> _Task directions_: If a line in the entries includes "JSON", show that line.

> _Extracted records_:
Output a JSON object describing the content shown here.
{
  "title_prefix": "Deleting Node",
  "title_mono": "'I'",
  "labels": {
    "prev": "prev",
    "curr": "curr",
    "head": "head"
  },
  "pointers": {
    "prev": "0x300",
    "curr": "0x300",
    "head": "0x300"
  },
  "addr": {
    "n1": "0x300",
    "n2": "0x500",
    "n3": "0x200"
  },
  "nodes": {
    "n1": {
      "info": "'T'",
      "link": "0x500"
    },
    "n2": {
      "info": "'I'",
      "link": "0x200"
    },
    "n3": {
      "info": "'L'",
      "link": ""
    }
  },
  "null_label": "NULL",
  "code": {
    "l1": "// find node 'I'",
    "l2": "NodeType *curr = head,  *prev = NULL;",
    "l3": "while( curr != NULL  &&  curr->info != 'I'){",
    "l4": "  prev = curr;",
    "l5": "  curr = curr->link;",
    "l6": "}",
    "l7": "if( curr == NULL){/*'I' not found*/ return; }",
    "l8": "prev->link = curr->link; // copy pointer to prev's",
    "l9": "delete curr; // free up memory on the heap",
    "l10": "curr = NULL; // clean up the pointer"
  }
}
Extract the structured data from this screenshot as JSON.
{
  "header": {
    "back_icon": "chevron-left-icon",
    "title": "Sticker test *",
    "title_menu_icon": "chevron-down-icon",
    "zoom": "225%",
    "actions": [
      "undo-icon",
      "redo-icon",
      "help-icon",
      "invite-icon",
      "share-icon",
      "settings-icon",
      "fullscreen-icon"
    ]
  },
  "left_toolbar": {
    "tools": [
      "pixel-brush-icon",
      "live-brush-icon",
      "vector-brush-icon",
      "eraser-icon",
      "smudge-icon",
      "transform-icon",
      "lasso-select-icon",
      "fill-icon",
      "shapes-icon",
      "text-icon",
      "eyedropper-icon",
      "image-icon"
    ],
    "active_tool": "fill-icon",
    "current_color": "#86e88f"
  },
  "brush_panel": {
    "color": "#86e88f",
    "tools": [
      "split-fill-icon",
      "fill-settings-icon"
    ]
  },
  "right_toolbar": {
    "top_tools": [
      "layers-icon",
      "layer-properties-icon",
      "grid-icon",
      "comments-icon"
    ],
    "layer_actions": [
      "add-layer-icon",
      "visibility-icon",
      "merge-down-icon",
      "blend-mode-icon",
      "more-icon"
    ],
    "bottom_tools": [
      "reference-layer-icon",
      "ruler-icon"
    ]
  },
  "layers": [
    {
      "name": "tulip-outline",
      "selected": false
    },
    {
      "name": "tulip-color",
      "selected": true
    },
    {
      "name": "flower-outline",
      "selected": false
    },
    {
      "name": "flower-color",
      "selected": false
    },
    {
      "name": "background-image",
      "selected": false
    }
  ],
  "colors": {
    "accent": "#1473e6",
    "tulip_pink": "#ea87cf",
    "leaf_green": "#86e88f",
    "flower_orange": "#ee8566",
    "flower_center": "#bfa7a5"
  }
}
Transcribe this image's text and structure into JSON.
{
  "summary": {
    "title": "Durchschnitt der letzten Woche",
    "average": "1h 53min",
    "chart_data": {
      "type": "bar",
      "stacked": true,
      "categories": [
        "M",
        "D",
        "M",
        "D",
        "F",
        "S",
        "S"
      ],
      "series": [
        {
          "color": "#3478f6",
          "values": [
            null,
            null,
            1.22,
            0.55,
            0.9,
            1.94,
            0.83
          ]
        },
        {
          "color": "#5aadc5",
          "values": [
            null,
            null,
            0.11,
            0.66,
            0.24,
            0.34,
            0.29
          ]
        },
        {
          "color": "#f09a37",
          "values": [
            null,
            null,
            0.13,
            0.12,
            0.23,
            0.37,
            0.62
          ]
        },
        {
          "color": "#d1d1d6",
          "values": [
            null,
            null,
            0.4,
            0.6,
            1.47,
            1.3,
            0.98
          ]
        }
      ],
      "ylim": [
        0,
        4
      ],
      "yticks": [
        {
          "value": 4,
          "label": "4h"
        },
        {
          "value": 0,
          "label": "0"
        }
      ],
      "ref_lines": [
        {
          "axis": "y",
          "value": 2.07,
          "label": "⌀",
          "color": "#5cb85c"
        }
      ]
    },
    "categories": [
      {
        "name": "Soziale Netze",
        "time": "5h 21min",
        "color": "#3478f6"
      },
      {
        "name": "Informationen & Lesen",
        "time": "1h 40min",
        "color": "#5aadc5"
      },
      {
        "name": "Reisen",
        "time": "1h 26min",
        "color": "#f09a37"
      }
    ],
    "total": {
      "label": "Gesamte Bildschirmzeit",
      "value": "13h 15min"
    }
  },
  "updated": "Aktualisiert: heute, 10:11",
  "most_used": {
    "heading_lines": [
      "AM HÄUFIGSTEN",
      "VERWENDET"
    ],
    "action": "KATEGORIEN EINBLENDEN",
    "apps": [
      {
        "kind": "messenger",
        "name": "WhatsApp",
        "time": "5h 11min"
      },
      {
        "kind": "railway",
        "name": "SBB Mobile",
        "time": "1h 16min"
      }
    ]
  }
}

> _Response for this exercise_:
Output a JSON object describing the content shown here.
Extract the structured data from this screenshot as JSON.
Transcribe this image's text and structure into JSON.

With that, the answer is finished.